Learn more about enforcing face masks for both employees and customers, and relevant legal information.
Here's what you need to know:
- Whether or not you can require face masks for both employees and customers depends on individual state and local orders
- If an employee refuses to wear a mask, the best first step is to explain the reasons for the mask and point to state or local guidelines
- Employers also need to follow ADA guidelines for employees and customers with disabilities
- Small businesses do have the authority to ask customers to leave if they ignore the mask requirement
- It’s always a good idea to work with an HR representative on these issues
As small businesses around the country begin to reopen, owners are taking precautions, following guidelines, and doing everything they can to keep their workers and customers safe.
But what happens if your employees or a customer refuses to wear a mask? Whether or not you can require face masks for both employees and customers depends on individual state and local orders.
However, bear in mind that both the Occupational Safety and Health Administration (OSHA) and the CDC strongly recommend them — and requiring face mask usage is becoming more common in areas around the country.
See article: Which States Require Face Masks
Under the OSHA respiratory protection standard, employers must also supply required personal protective equipment materials (including face masks) if the business requires it.
If an employee refuses to wear a mask, the best first step is to explain the reasons for the mask and point to state or local requirements and guidelines.If an employee refuses to wear a mask, the best first step is to explain the reasons for the mask and point to state or local requirements and guidelines. However, if the employee continues to refuse, you can suspend the employee. Be careful here because there are some gray areas. In some instances, a worker’s disability may not allow them to safely wear a mask.
If this is the case, employers need to follow the Americans with Disabilities Act guidelines to verify a disability that prevents the worker from wearing a mask. As you can imagine, this is very delicate territory, and ideally only a qualified HR representative should be handling these circumstances.
Can I enforce a mask policy for customers?
You certainly don’t have any HR files on who enters your place of business, but you can require face masks of your customers. Make sure you have clear signage that details your mask policy for customers on the outside of your business as well as the interior.
Small businesses do have the authority to ask customers to leave if they ignore the mask requirement. In most cases, customers will leave without causing a scene, but there are some isolated incidents in which customers have demanded to stay — mask free. Every situation is unique, and it’s up to the manager or business owner to decide whether to involve local authorities in these cases.

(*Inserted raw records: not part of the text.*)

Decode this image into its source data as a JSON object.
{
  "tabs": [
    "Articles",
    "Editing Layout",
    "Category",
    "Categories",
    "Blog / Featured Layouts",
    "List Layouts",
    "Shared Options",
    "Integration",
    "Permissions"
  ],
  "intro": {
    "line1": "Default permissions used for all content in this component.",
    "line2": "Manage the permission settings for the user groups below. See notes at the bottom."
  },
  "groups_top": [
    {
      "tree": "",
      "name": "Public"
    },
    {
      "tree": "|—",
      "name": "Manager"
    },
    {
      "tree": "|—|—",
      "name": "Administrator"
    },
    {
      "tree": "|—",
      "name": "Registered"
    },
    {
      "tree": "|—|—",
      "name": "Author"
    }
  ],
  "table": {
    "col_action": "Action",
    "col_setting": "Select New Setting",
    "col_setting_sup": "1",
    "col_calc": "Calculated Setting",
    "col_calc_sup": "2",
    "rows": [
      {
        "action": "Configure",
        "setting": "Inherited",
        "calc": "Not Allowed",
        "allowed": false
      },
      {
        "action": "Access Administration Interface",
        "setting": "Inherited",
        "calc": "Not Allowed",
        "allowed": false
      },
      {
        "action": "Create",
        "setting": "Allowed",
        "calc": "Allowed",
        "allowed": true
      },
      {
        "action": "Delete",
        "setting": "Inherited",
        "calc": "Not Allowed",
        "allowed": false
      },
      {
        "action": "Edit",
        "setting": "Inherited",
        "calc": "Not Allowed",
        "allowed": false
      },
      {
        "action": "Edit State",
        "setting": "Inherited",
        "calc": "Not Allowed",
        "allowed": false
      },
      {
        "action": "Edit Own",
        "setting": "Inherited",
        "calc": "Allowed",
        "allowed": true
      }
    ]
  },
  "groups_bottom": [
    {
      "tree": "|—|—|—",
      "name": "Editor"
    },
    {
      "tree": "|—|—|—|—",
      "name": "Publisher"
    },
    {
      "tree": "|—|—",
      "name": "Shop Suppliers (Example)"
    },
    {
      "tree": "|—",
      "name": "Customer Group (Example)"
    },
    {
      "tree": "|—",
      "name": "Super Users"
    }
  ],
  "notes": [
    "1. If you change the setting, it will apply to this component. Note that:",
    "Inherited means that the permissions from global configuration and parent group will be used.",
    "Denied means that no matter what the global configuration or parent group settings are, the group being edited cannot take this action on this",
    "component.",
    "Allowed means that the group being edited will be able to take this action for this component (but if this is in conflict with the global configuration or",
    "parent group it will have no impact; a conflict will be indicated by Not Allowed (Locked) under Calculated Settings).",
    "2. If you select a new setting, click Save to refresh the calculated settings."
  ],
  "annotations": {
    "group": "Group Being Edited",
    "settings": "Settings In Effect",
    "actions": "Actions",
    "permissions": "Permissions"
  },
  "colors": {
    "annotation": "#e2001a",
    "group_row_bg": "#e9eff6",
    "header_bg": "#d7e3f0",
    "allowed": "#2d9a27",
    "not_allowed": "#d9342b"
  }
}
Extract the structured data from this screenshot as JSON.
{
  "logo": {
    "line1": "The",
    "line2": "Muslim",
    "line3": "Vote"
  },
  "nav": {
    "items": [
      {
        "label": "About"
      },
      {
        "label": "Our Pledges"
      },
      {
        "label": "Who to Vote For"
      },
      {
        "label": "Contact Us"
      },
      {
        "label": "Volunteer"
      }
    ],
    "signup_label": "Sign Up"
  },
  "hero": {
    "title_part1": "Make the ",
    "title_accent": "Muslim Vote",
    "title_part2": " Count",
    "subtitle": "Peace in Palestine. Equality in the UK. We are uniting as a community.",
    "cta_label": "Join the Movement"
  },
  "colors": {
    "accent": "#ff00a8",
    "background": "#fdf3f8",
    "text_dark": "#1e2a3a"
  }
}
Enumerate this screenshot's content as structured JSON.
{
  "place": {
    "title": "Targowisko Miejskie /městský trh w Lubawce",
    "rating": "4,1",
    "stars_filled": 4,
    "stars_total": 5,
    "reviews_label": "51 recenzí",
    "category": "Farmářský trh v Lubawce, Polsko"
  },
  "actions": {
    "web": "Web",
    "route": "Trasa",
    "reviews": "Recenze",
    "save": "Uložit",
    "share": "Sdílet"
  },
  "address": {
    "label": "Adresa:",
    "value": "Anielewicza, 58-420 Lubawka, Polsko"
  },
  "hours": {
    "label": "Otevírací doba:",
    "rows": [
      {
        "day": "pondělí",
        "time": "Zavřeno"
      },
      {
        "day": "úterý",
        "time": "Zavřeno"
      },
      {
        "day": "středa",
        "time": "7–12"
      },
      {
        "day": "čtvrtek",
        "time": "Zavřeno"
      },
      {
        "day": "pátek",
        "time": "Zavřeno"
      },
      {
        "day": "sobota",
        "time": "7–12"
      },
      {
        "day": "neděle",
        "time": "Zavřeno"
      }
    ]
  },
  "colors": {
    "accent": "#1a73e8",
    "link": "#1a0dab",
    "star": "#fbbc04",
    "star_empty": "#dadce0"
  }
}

Can I get sued if I enforce a mask policy in my business?
We’re in unprecedented waters so there’s no clear answer. Most attorneys are saying that it’s unlikely for lawsuits to go anywhere, but it is possible. A lot of people have compared the mask policy to the no shoes, no shirt, no service policy that’s common in establishments. New York Governor Andrew Cuomo recently said: “You don’t have a right to walk in a store and cause all the other patrons to run out because you’re not wearing a mask.”

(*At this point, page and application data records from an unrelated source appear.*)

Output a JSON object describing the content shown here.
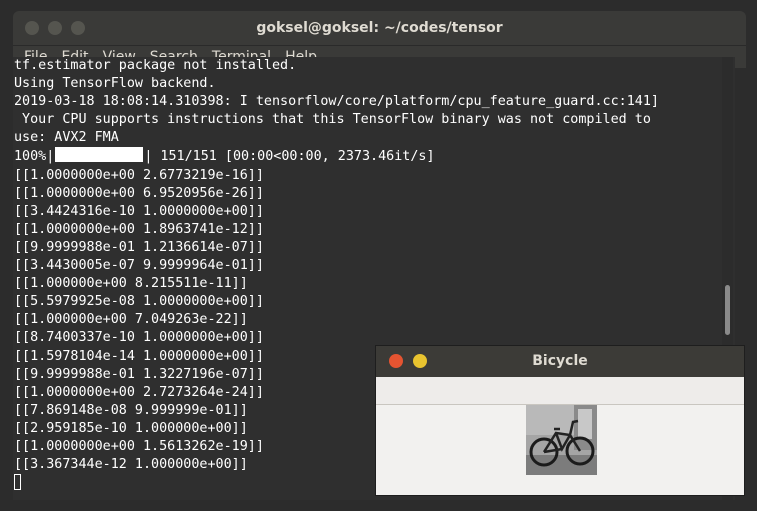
{
  "terminal": {
    "title": "goksel@goksel: ~/codes/tensor",
    "menu": [
      "File",
      "Edit",
      "View",
      "Search",
      "Terminal",
      "Help"
    ],
    "lines": [
      "tf.estimator package not installed.",
      "Using TensorFlow backend.",
      "2019-03-18 18:08:14.310398: I tensorflow/core/platform/cpu_feature_guard.cc:141]",
      " Your CPU supports instructions that this TensorFlow binary was not compiled to",
      "use: AVX2 FMA"
    ],
    "progress": {
      "percent": "100%|",
      "suffix": "| 151/151 [00:00<00:00, 2373.46it/s]",
      "fill": 1.0
    },
    "outputs": [
      "[[1.0000000e+00 2.6773219e-16]]",
      "[[1.0000000e+00 6.9520956e-26]]",
      "[[3.4424316e-10 1.0000000e+00]]",
      "[[1.0000000e+00 1.8963741e-12]]",
      "[[9.9999988e-01 1.2136614e-07]]",
      "[[3.4430005e-07 9.9999964e-01]]",
      "[[1.000000e+00 8.215511e-11]]",
      "[[5.5979925e-08 1.0000000e+00]]",
      "[[1.000000e+00 7.049263e-22]]",
      "[[8.7400337e-10 1.0000000e+00]]",
      "[[1.5978104e-14 1.0000000e+00]]",
      "[[9.9999988e-01 1.3227196e-07]]",
      "[[1.0000000e+00 2.7273264e-24]]",
      "[[7.869148e-08 9.999999e-01]]",
      "[[2.959185e-10 1.000000e+00]]",
      "[[1.0000000e+00 1.5613262e-19]]",
      "[[3.367344e-12 1.000000e+00]]"
    ]
  },
  "bicycle_window": {
    "title": "Bicycle"
  },
  "colors": {
    "terminal_bg": "#2f2f2f",
    "titlebar": "#3a3a38",
    "close_red": "#e55431",
    "minimize_yellow": "#e9c42f"
  }
}
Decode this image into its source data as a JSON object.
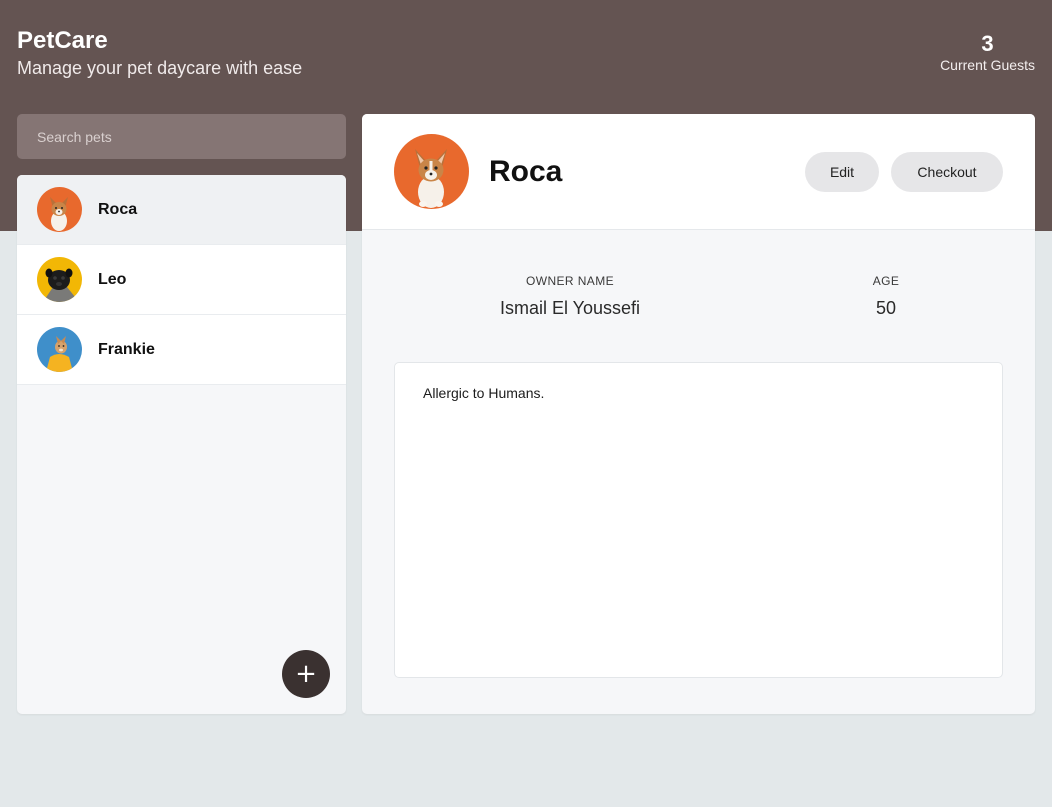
{
  "app": {
    "title": "PetCare",
    "subtitle": "Manage your pet daycare with ease"
  },
  "stats": {
    "guest_count": "3",
    "guest_label": "Current Guests"
  },
  "search": {
    "placeholder": "Search pets",
    "value": ""
  },
  "pets": [
    {
      "name": "Roca",
      "selected": true,
      "avatar_bg": "#e86a2e"
    },
    {
      "name": "Leo",
      "selected": false,
      "avatar_bg": "#f2b705"
    },
    {
      "name": "Frankie",
      "selected": false,
      "avatar_bg": "#3d8ec9"
    }
  ],
  "add_button": {
    "label": "+"
  },
  "selected_pet": {
    "name": "Roca",
    "owner_label": "OWNER NAME",
    "owner_name": "Ismail El Youssefi",
    "age_label": "AGE",
    "age": "50",
    "notes": "Allergic to Humans.",
    "edit_label": "Edit",
    "checkout_label": "Checkout"
  },
  "colors": {
    "header_bg": "#645452",
    "search_bg": "#857574",
    "page_bg": "#e3e8ea",
    "add_button_bg": "#3a3130"
  }
}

Your rights as a business owner are dictated somewhat by state and local ordinances, so it’s always a good idea to have an HR representative on your side who’s aware of the ever-evolving laws around reopening during COVID-19. Ultimately, businesses are usually free to tell their customers that they must wear a mask to get and stay inside.

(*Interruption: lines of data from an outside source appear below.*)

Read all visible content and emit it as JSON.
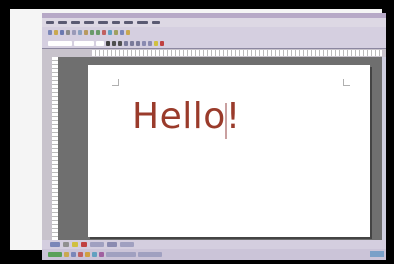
{
  "document": {
    "text": "Hello!"
  },
  "colors": {
    "text": "#9a3b2b",
    "page": "#ffffff",
    "workspace": "#6f6f6f",
    "chrome": "#d5cfe0",
    "title_bar": "#b7a9c7"
  },
  "icons": {
    "toolbar_row_1": [
      "new-icon",
      "open-icon",
      "save-icon",
      "print-icon",
      "cut-icon",
      "copy-icon",
      "paste-icon",
      "undo-icon",
      "redo-icon"
    ],
    "toolbar_row_2": [
      "bold-icon",
      "italic-icon",
      "underline-icon",
      "align-left-icon",
      "align-center-icon",
      "align-right-icon",
      "bullets-icon",
      "numbering-icon"
    ],
    "status_bar": [
      "draw-icon",
      "shapes-icon",
      "fill-color-icon",
      "font-color-icon"
    ]
  }
}
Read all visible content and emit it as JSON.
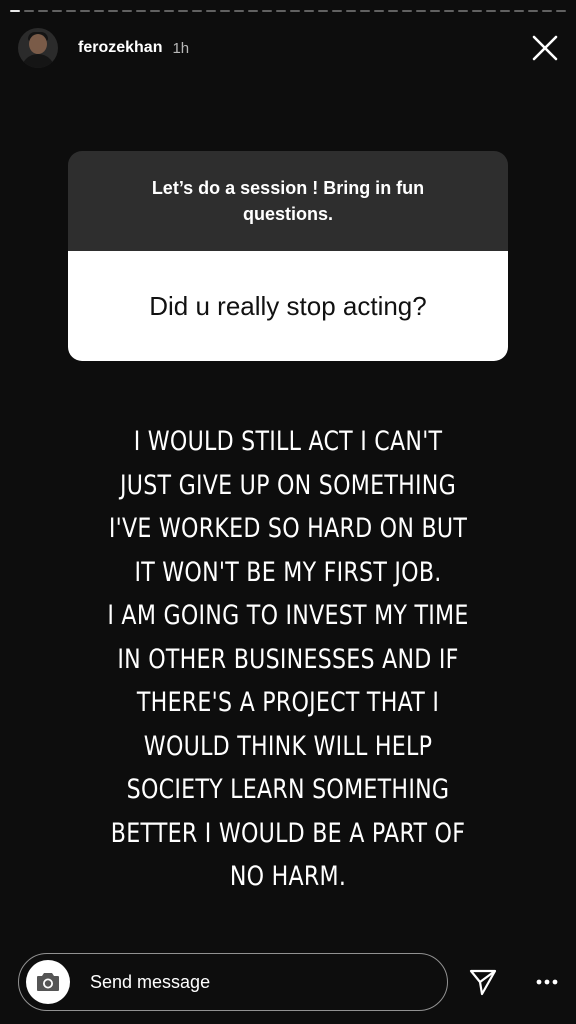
{
  "story": {
    "progress_segments": 40,
    "progress_completed": 1
  },
  "header": {
    "username": "ferozekhan",
    "time": "1h",
    "avatar_icon": "profile-photo",
    "close_icon": "close-icon"
  },
  "question_sticker": {
    "prompt": "Let’s do a session ! Bring in fun questions.",
    "question": "Did u really stop acting?"
  },
  "answer_text": "I WOULD STILL ACT I CAN'T\nJUST GIVE UP ON SOMETHING\nI'VE WORKED SO HARD ON BUT\nIT WON'T BE MY FIRST JOB.\nI AM GOING TO INVEST MY TIME\nIN OTHER BUSINESSES AND IF\nTHERE'S A PROJECT THAT I\nWOULD THINK WILL HELP\nSOCIETY LEARN SOMETHING\nBETTER I WOULD BE A PART OF\nNO HARM.",
  "footer": {
    "message_placeholder": "Send message",
    "camera_icon": "camera-icon",
    "send_icon": "send-icon",
    "more_icon": "more-options-icon"
  },
  "colors": {
    "background": "#0d0d0d",
    "sticker_top": "#2e2e2e",
    "sticker_bottom": "#ffffff"
  }
}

Your rights as a business owner are dictated somewhat by state and local ordinances, so it’s always a good idea to have an HR representative.
Refusing entry or service is a right businesses have had since the beginning of commerce in the United States, and some experts are likening the mask policy to not allowing smoking indoors. One customer’s “right” cannot put at risk the health of every other customer and employee in the store.
Of course, the ADA also has laws in place for customers with disabilities. Someone who physically cannot wear a mask does have the right to sue a business that turns them away. That’s why many businesses have a mask exemption for young children and those whose health are at risk when wearing a mask. But you cannot necessarily tell if a person is “mask exempt.” There are also some people who falsely claim they should be exempt simply because they don’t want to wear a mask.
So … what happens if I am sued?
Again, it’s too soon in the pandemic for there to be a legal precedence. Right now, nobody knows exactly what would happen if someone sues a business for discrimination based on their mask policy. The potential damages are unclear. If your small business has a customer who refuses to wear a mask, the best recourse is to call local authorities — and perhaps work with your local government to help buttress mask policies to protect small businesses.
This issue comes down to the fact that while small businesses are perfectly in their right to require employees and customers to wear masks, actually enforcing that policy is a lot tougher. A common misunderstanding around the mask policy is that it violates First Amendment rights.
Businesses are on private property and have been throughout recent history. First Amendment rights do not apply to others’ personal property.
However, constitutional lawyers are quick to point out that businesses are on private property and have been throughout recent history. First Amendment rights do not apply to others’ personal property — which is why you also don’t have the “freedom” to patronize stores completely nude (well, outside of nude resorts). On private property, including business property, violation of the rules is a violation of the business’ rights.